Monday, September 20, 2010


Kunle Olukotun,a professor of electrical engineering and computer science at Stanford and director of  the Stanford Pervasive Parallelism Lab, who also has a significant record in terms of innovation and the  development of his innovation in collaboration with industry.He  co-founded Afara Web Systems,  which was later acquired by Sun Microsystems  because Afara,Yoruba for "bridge",had problems gaining venture capital following negative financial sector developments in the US after 9/11.

Sun's acquisition of Afara is described as central to its efforts to reposition itself in its core market of microprocessor development.A core attraction for Sun was the Niagara microprocessor and system design,the history of which describes it as emerging from Olukotun's Hydra research project which later led him to seek venture capital funding to develop it.Olukotun's role in Niagara is also highlighted in this paper on innovation from Sun Microcystems.

Olukotun's academic papers  are evident on his university page and through his   100 papers  at the Scientific Commons. spanning 1993 to 2010.

You may read excerpts on Amazon from Olukotun's co-authored Multicore Processes and Systems. You can also read online Kunle Olukotun and Lance Hammond's paper "The Future of Microprocessors" .

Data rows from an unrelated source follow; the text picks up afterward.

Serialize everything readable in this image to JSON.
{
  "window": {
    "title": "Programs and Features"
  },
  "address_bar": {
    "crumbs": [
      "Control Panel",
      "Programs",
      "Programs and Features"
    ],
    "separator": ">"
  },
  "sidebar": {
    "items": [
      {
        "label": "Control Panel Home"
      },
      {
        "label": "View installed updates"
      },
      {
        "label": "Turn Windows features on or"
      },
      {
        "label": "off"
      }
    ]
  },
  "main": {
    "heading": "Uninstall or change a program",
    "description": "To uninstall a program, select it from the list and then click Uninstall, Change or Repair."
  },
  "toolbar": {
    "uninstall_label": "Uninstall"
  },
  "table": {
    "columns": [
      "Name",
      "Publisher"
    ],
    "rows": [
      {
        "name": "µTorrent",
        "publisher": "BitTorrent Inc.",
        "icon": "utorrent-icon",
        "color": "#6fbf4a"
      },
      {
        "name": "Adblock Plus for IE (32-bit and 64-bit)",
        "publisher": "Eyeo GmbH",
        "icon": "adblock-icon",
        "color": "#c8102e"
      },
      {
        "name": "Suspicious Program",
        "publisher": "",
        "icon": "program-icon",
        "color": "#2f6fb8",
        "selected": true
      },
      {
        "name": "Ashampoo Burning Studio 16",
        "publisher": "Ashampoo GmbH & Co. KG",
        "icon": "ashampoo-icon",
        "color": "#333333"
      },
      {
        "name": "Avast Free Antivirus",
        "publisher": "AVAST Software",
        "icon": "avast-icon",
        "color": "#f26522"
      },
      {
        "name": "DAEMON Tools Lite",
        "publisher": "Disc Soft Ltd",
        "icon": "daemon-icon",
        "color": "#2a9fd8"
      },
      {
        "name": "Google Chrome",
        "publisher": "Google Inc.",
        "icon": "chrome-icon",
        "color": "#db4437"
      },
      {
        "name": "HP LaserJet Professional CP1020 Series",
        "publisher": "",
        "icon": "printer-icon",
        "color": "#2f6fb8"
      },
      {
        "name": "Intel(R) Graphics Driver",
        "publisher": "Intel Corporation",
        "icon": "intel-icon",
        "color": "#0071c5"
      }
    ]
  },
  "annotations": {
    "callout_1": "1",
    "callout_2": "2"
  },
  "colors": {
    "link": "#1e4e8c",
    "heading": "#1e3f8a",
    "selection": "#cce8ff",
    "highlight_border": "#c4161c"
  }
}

The vision of the Stanford Pervasive Parallelism Lab is described at that link by Olukotun and his fellow researchers and by this information industry report which describes industry and scientists  collaborating  at the lab to create breakthroughs in the field   while Olukotun gives this  overview of pervasive parallelism at a computing conference.

On Mar 17, 2006, at 8:30 PM, toyin adepoju wrote:

Dear Prof.Olukotun,
Good morning.
I found your biographical profile which was in an email I got from  PARC announcing your forthcoming lecture most inspiring.  I am student of comparative literature who has an interest in the  sciences.
I am intrigued by the presence of the name ogun in your email [] and  your Stanford URL[] .May I ask if the use of that name in those  contexts  has any relationship to the Yoruba deity?Possibly a symbolic  relationship?

"Kunle Olukotun" <>      Re:
hello and enquiry
Date:    Mon, 20 Mar 2006 00:11:55 -0800
To:    "toyin adepoju" <>

As you know Ogun is the Yoruba god of iron and steel, invoked by all  whose occupations rely on iron.  Computer servers are
sometimes called  "big iron", so my server's name is "Ogun"


For Professor Olokotun's Stanford page go to

No comments: